This conclusion of law was unreasonable and erroneous. The definition provided in Section 301(16) of the Act does not require that, in order to be classified as a "management level employe," an individual be involved directly in the determination of policy or responsibly direct the implementation of policy at all times or in every aspect of his job. In AFSCME v. Pennsylvania Labor Relations Board, supra, we concluded that employes are properly classifiable as "management level" employes where some, but not all, of their employment functions placed them within the statutory definition of management level employes.
Thus, when the PLRB found that the principals and the assistant principal of the appellant school district " at times determine policy" and " at times responsibly direct the implementation of policy," (emphasis added), the reasonable conclusion to be drawn was that these employes fell within Act 195's definition of management level employes. That these principals do not exclusively devote their time and energy to implementation of school board policy in no way diminishes their continuing responsibility to do so. Nor does the fact that policy determinations they may make or their actions in implementing school board policy is "subject to rejection, change, approval, or acceptance" by the school district superintendent or the school board sufficient to remove these individuals from management level status. Those who responsibly direct the implementation of policy do not lose management level status simply because their actions are subject to review by other individuals superior to them in management.

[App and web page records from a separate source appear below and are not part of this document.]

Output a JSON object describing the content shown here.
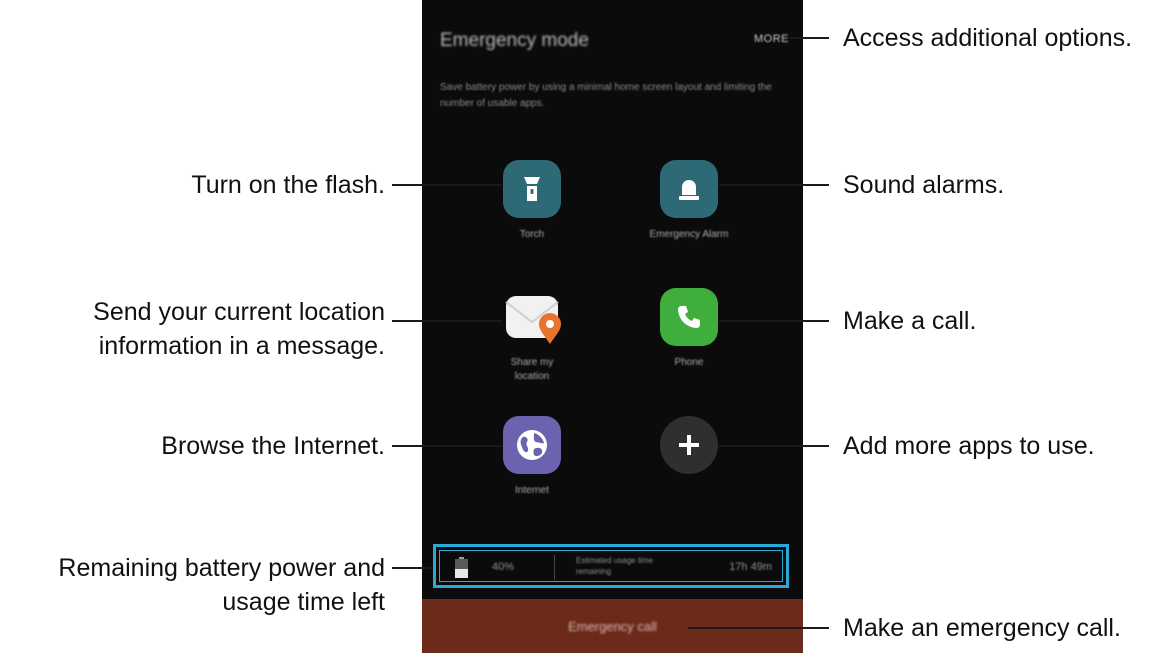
{
  "phone": {
    "title": "Emergency mode",
    "more": "MORE",
    "description": "Save battery power by using a minimal home screen layout and limiting the number of usable apps.",
    "apps": {
      "torch": "Torch",
      "alarm": "Emergency Alarm",
      "share": "Share my location",
      "phone": "Phone",
      "internet": "Internet"
    },
    "battery": {
      "percent": "40%",
      "label": "Estimated usage time remaining",
      "time": "17h 49m"
    },
    "emergency_call": "Emergency call"
  },
  "callouts": {
    "more": "Access additional options.",
    "flash": "Turn on the flash.",
    "alarm": "Sound alarms.",
    "location_line1": "Send your current location",
    "location_line2": "information in a message.",
    "call": "Make a call.",
    "internet": "Browse the Internet.",
    "add": "Add more apps to use.",
    "battery_line1": "Remaining battery power and",
    "battery_line2": "usage time left",
    "emergency": "Make an emergency call."
  },
  "colors": {
    "highlight": "#2aa8d8",
    "torch_icon": "#2e6a75",
    "phone_icon": "#3fae3c",
    "internet_icon": "#6b63b0",
    "emergency_bar": "#6b2a1a",
    "location_pin": "#e8742c"
  },
  "icons": {
    "torch": "flashlight-icon",
    "alarm": "siren-icon",
    "share": "envelope-location-icon",
    "phone": "phone-handset-icon",
    "internet": "globe-icon",
    "add": "plus-icon",
    "battery": "battery-icon"
  }
}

Brief attention should be devoted to the "weighing" process utilized by the PLRB in reaching its employment status determination in this case. The Board relied upon certain language contained in Section 604(5)
[ 31 Pa. Commw. Page 637]
of Act 195, 43 P.S. § 1101.604(5), as its justification for "weighing the various activities" performed by the individuals in question.*fn3 Specifically, the PLRB stated: "In determining whether these employes are supervisors or management level employes, the Board may take into consideration the extent to which supervisory and non-supervisory functions are performed. Section 604(5)."
In construing the language of Section 604(5) to provide for a "weighing" test applicable in determining management level status versus supervisory status, the PLRB erred. Section 604(5) clearly pertains to the inappropriateness of including first level supervisors in bargaining units with nonsupervisory, i.e., rank and file, personnel. As we stated in Pennsylvania Labor Relations Board v. AFSCME, 20 Pa. Commonwealth Ct. 572, 576, 342 A.2d 155, 158 (1975): "Under Section 604(5), 43 P.S. § 1101.604(5) . . . the Board may not include first level supervisory employees in a rank and file unit, and, in determining supervisory status of employees for this purpose, it 'may take into consideration the extent to which supervisory and nonsupervisory functions are performed.'" (Emphasis added.)
We turn now to the PLRB's conclusion that the reading supervisor of the appellant school district is a
[ 31 Pa. Commw. Page 638]
first level supervisor. Since the PLRB found that "[t]here is no evidence that the Reading Supervisor is involved directly in the determination of policy nor is there any evidence that she responsibly directs the implementation of policy," we affirm the Board's conclusion of her first level supervisory status.
Judge Kramer did not participate in the decision in this case.
Now, September 16, 1977, the order of lower Court is affirmed as to the first level supervisor status of the reading supervisor of appellant school district. Its order is reversed as to the status of the principals of appellant school district and this case is remanded to the Pennsylvania Labor Relations Board for further action consistent with this opinion.
Affirmed in part and reversed in part. Case remanded to Pennsylvania Labor Relations Board.